 Bison, (2020), How Much Does a Shipping Container Weight?
 Koenig, (2016), A Brief History of Shipping Containers
 Yildiz, T. (2019), Design and Analysis of a Lightweight Composite Shipping Container Made of Carbon Fiber Laminates.
 Stratiotis, E., (2018), Fuel Costs in Ocean Shipping
 Truman, C., (2016), Green Buildings: How to Start A Shipping Container Building Project.
 Plastics Today, (2014), Composites could revolutionize shipping containers
Champion Freight, (2019), Largest Container Ship
Rutherford, S., (2017), Traceable, Foldable Containers Stacking Up the Benefits
Rodrigue, J., (2020), The Repositioning of Empty Containers
Sanders, U., Riedle, J., Kloppsteck, L., Roeloffs, C. & Schlingmeier, J. 2015. Think out side your Boxes: Solving the Global container-Repositing puzzle.
Kristiansen, T., (2012), Empty containers cost Maersk Line USD 1 billion a year
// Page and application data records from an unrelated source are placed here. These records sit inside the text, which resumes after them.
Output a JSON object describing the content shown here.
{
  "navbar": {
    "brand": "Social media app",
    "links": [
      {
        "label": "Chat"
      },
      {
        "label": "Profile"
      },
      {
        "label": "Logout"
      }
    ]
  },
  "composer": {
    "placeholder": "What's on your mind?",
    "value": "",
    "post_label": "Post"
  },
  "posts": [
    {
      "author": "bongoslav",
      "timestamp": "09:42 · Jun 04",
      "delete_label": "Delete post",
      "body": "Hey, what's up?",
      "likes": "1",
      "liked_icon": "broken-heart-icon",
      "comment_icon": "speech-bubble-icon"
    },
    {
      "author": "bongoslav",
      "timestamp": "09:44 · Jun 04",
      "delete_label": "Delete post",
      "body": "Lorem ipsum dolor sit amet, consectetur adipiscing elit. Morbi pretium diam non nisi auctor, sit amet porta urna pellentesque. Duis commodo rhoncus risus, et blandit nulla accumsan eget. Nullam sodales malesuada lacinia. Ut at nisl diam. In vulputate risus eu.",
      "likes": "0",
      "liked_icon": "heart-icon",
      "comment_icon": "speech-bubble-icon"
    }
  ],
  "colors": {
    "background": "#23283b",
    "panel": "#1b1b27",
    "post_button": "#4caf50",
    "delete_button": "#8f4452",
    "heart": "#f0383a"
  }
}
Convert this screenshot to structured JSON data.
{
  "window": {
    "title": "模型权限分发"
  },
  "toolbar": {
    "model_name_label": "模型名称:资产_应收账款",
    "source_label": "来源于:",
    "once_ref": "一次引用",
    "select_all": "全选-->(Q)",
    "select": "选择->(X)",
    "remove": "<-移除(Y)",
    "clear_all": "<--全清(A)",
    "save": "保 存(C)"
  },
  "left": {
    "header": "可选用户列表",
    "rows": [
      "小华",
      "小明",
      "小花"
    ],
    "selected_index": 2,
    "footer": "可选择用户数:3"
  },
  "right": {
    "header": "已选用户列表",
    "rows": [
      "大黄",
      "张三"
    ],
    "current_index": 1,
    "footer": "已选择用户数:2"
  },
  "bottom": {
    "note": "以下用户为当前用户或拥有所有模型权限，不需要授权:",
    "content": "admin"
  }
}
Flynn, M., (2020), Solving the problem of empty shipping containers